Live Concert Photography: Summer Thunder at Union Pool 7/7/18: Songhoy Blues with Braineaters
Summer Thunder is a weekly showcase, presented by Academy Records and popular Williamsburg hotspot and music venue Union Pool, showcasing both up-and-coming and nationally or internationally touring acts and DJs performing at Union Pool’s back patio — for free with drink specials and tacos from El Diablo Tacos. Last week’s Summer Thunder showcase featured the renowned Malian desert blues act Songhoy Blues and Brooklyn-based Misfits tribute band Braineaters. Interestingly, this summer may be among the strongest Summer Thunder lineups in recent memory as Combo Chimbita, Mamadou Kelly, Sun Ra Arkestra and a list of others are slated to play throughout the rest of the summer. But let’s get to the work at hand . . .
Over the past few years I’ve written quite a bit about a number of acts from the Northern African country of Mail, and from the surrounding regions. During that same period of time, Mail has been split apart by a bloody civil war between a number of different factions. Back in 2012, the National Movement for the Liberation of Azawad (MNLA) took control of Northern Mali; but shortly after, they were pushed out of the region by Ansar Dine, a jihadist group, which quickly imposed sharia law, banning cigarettes, alcohol and music. A number of musicians and artists, including Songhoy Blues’ founding trio of Garba Toure, Aliou Toure and Oumar Toure (no relation, but all Songhoy people) were forced to relocate south to Bamako, the country’s capital.
As the members of the band have publicly said, Songhoy Blues was formed “. . . to recreate that lost ambience of the North, and make all the refugees relive those Northern songs.” The band recruited Nathanael Dembélé to compete their lineup, and began playing shows across the Bamako club circuit, attracting both Songhoy and Tuareg fans. Interestingly, by September 2013, Africa Express, a collective of American and European musicians and producers led by Damon Albarn traveled to Bamako to collaborate with local musicians. The members of Songhoy Blues successfully auditioned and were introduced to the Yeah Yeah Yeahs Nick Zinner, who produced and recorded “Soubour” (which translates into English as “patience”), which appeared on that year’s African Express compilation Maison Des Jeunes.

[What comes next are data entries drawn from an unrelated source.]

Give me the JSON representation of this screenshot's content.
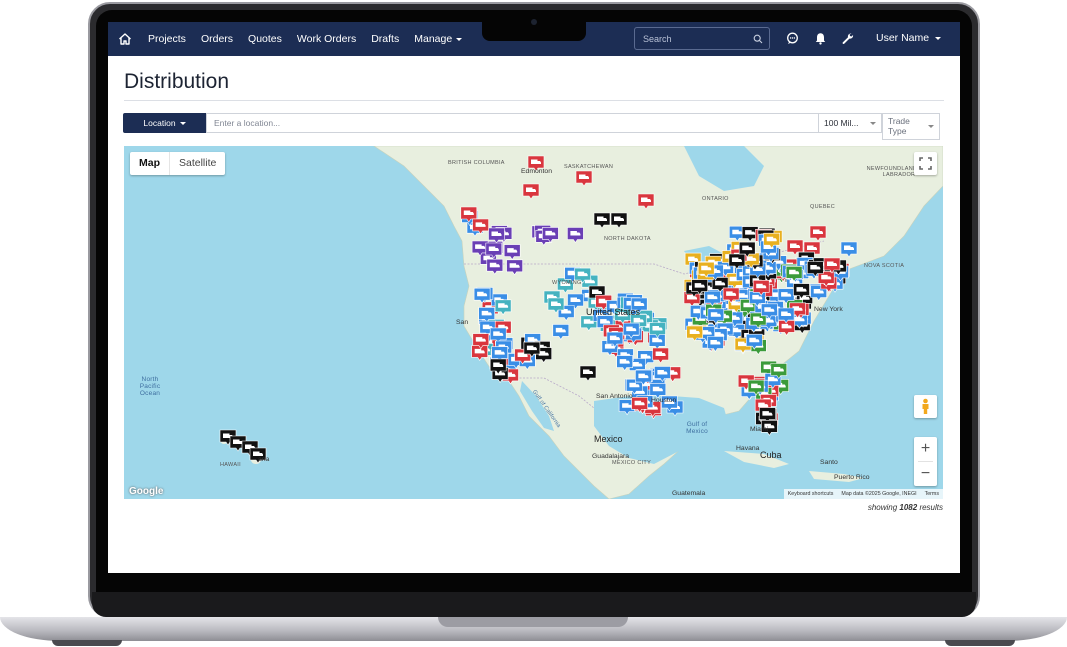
{
  "nav": {
    "items": [
      "Projects",
      "Orders",
      "Quotes",
      "Work Orders",
      "Drafts"
    ],
    "manage_label": "Manage",
    "search_placeholder": "Search",
    "user_name": "User Name"
  },
  "page": {
    "title": "Distribution"
  },
  "filters": {
    "location_label": "Location",
    "location_placeholder": "Enter a location...",
    "distance_value": "100 Mil...",
    "trade_type_placeholder": "Trade Type"
  },
  "map": {
    "type_map": "Map",
    "type_satellite": "Satellite",
    "zoom_in": "+",
    "zoom_out": "−",
    "google": "Google",
    "attribution_shortcuts": "Keyboard shortcuts",
    "attribution_data": "Map data ©2025 Google, INEGI",
    "attribution_terms": "Terms",
    "labels": {
      "british_columbia": "BRITISH COLUMBIA",
      "saskatchewan": "SASKATCHEWAN",
      "edmonton": "Edmonton",
      "ontario": "ONTARIO",
      "quebec": "QUEBEC",
      "newfoundland": "NEWFOUNDLAND AND LABRADOR",
      "nova_scotia": "NOVA SCOTIA",
      "north_dakota": "NORTH DAKOTA",
      "wyoming": "WYOMING",
      "united_states": "United States",
      "new_york": "New York",
      "san_antonio": "San Antonio",
      "houston": "Houston",
      "mexico": "Mexico",
      "guadalajara": "Guadalajara",
      "mexico_city": "MEXICO CITY",
      "havana": "Havana",
      "cuba": "Cuba",
      "miami": "Miami",
      "santo": "Santo",
      "puerto_rico": "Puerto Rico",
      "guatemala": "Guatemala",
      "north_pacific": "North Pacific Ocean",
      "gulf_of_mexico": "Gulf of Mexico",
      "gulf_of_california": "Gulf of California",
      "hawaii": "HAWAII",
      "san": "San",
      "ana": "ana"
    }
  },
  "results": {
    "prefix": "showing",
    "count": "1082",
    "suffix": "results"
  },
  "colors": {
    "navy": "#1c2d54",
    "marker_blue": "#3a8ee6",
    "marker_red": "#d9363e",
    "marker_purple": "#6a3fb5",
    "marker_black": "#111111",
    "marker_green": "#3b9b3b",
    "marker_yellow": "#e8b020",
    "marker_teal": "#45b3c0",
    "water": "#9ed7ea",
    "land": "#e6eedc"
  }
}
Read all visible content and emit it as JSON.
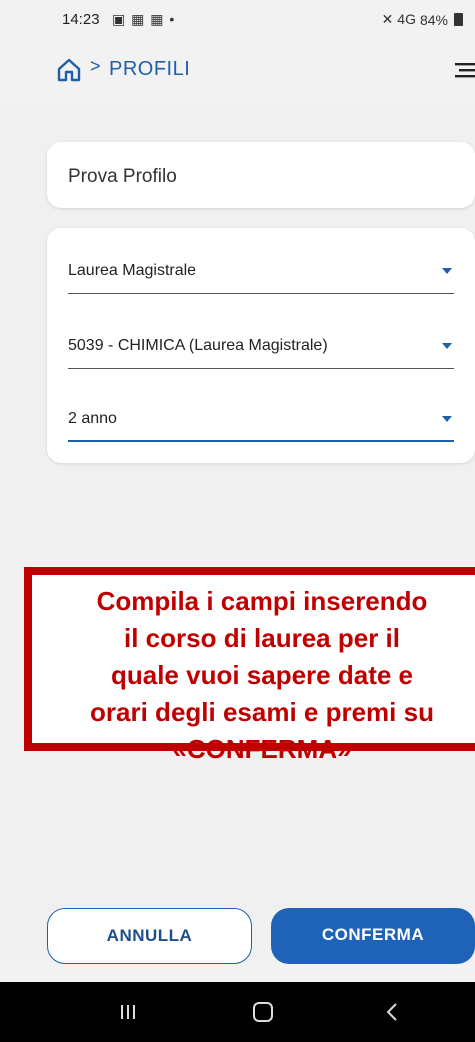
{
  "status_bar": {
    "time": "14:23",
    "notification_icons": "▣ ▦ ▦ •",
    "signal_text": "✕ 4G",
    "battery_percent": "84%"
  },
  "header": {
    "breadcrumb_separator": ">",
    "title": "PROFILI"
  },
  "profile": {
    "name": "Prova Profilo"
  },
  "selects": [
    {
      "value": "Laurea Magistrale"
    },
    {
      "value": "5039 - CHIMICA (Laurea Magistrale)"
    },
    {
      "value": "2 anno"
    }
  ],
  "callout": {
    "text": "Compila i campi inserendo\nil corso di laurea per il\nquale vuoi sapere date e\norari degli esami e premi su\n«CONFERMA»"
  },
  "actions": {
    "cancel_label": "ANNULLA",
    "confirm_label": "CONFERMA"
  },
  "colors": {
    "accent": "#1f63b8",
    "callout_red": "#c00000"
  }
}
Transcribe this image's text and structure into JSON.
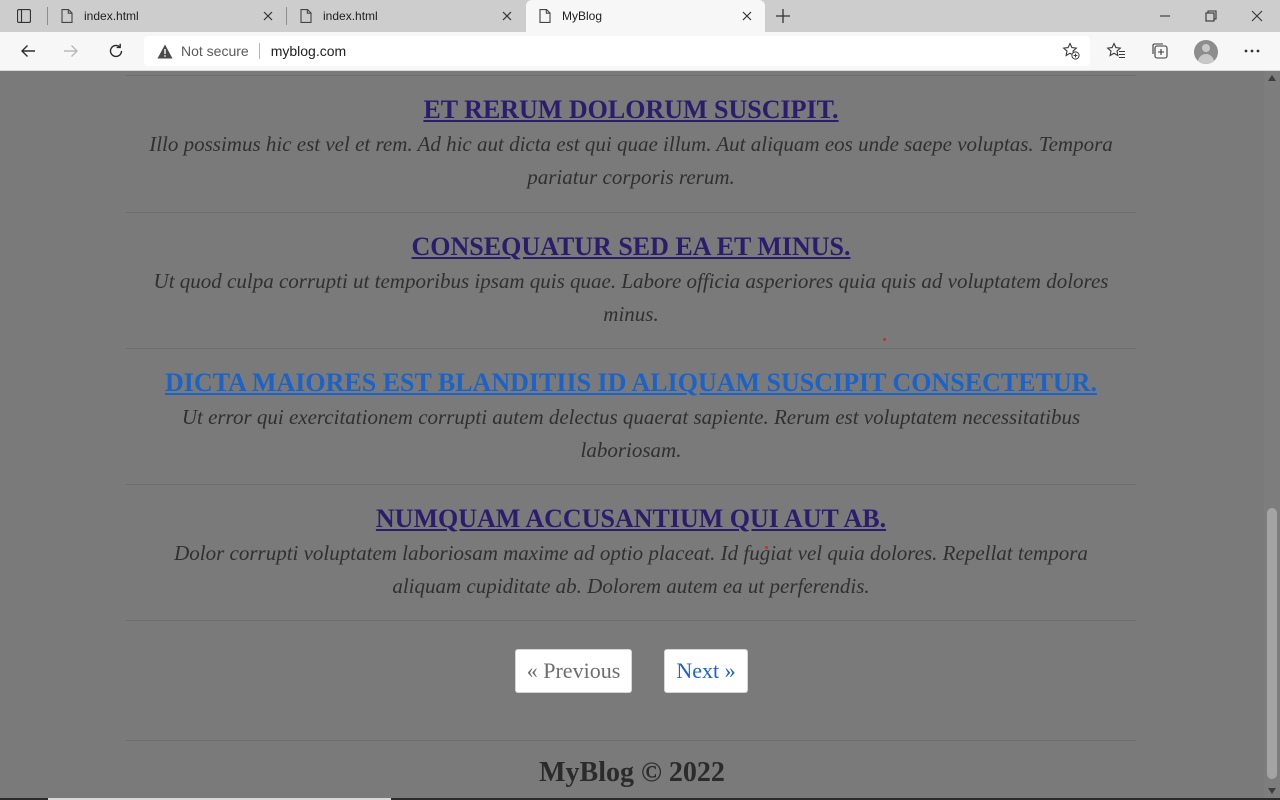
{
  "browser": {
    "tabs": [
      {
        "title": "index.html",
        "active": false
      },
      {
        "title": "index.html",
        "active": false
      },
      {
        "title": "MyBlog",
        "active": true
      }
    ],
    "security_label": "Not secure",
    "url": "myblog.com"
  },
  "posts": [
    {
      "title": "ET RERUM DOLORUM SUSCIPIT.",
      "excerpt_line1": "Illo possimus hic est vel et rem. Ad hic aut dicta est qui quae illum. Aut aliquam eos unde saepe voluptas. Tempora",
      "excerpt_line2": "pariatur corporis rerum."
    },
    {
      "title": "CONSEQUATUR SED EA ET MINUS.",
      "excerpt_line1": "Ut quod culpa corrupti ut temporibus ipsam quis quae. Labore officia asperiores quia quis ad voluptatem dolores",
      "excerpt_line2": "minus."
    },
    {
      "title": "DICTA MAIORES EST BLANDITIIS ID ALIQUAM SUSCIPIT CONSECTETUR.",
      "excerpt_line1": "Ut error qui exercitationem corrupti autem delectus quaerat sapiente. Rerum est voluptatem necessitatibus",
      "excerpt_line2": "laboriosam."
    },
    {
      "title": "NUMQUAM ACCUSANTIUM QUI AUT AB.",
      "excerpt_line1": "Dolor corrupti voluptatem laboriosam maxime ad optio placeat. Id fugiat vel quia dolores. Repellat tempora",
      "excerpt_line2": "aliquam cupiditate ab. Dolorem autem ea ut perferendis."
    }
  ],
  "pagination": {
    "previous_label": "« Previous",
    "next_label": "Next »"
  },
  "footer": {
    "text": "MyBlog © 2022"
  },
  "colors": {
    "overlay_background": "#7a7a7a",
    "link": "#2b1c6e",
    "link_hover": "#1b63c9"
  }
}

Following the success of “Soubour,” the band returned to the studio with Zinner and co-producer Marc-Antoine Moreau to record their 2015 full-length debut Music in Exile, which was a commercial and critical success, receiving praise from The Guardian, NME and others, and as a result the band received nominations for “Best New Act” at the Q Awards and “Independent Breakthrough Act” at the AIM Awards. Adding to growing internationally recognized profile, the quartet has opened for Alabama Shakes, Julian Casablancas and Damon Albarn, and have played sets at Glastonbury Festival, Bonnaroo Festival, Latitude Festival, Roskilde Festival, Green Man Festival, Byron Bay Bluesfest, WOMADelaide and The Great Escape Festival.
The Malian Desert blues quartet stopped at Union Pool, where they played a set of material from their first two albums. Throughout their set, they reminded the captivated audience that they although most of them wouldn’t understand the lyrics, they all were united by a love of music. As cliched and trite as it may sound, I’m sure that music can be the thing that changes the world for the better. But in the meantime, check out photos from the show below.
Opening the afternoon was the Brooklyn-based Misfits tribute band Braineaters comprised of a number of musicians from the DFA Records crew — Les Savy Fav’s Andrew Redland (guitar), Sinkane’s creative mastermind and frontman Ahmed Gallab (drums), Midnight Magic’s Andrew Raposo and Holy Ghost!‘s Nick Milihiser splitting bass duties, Violent Bullshit‘s, Orchid’s and Cheeseburger‘s Jayson Green (vocals) and LCD Soundsystem‘s and The Juan Maclean‘s Nancy Whang (vocals). Their Summer Thunder set was only their second live performance ever — their first was at a DFA Records Halloween party last year — and it was comprised of a selection of classic Misfits material, along with Danzig’s “Mother.” From what I could tell, the band seems to be a way for some renowned local players to have a bit of fun, playing some songs they love whenever they have a little downtime.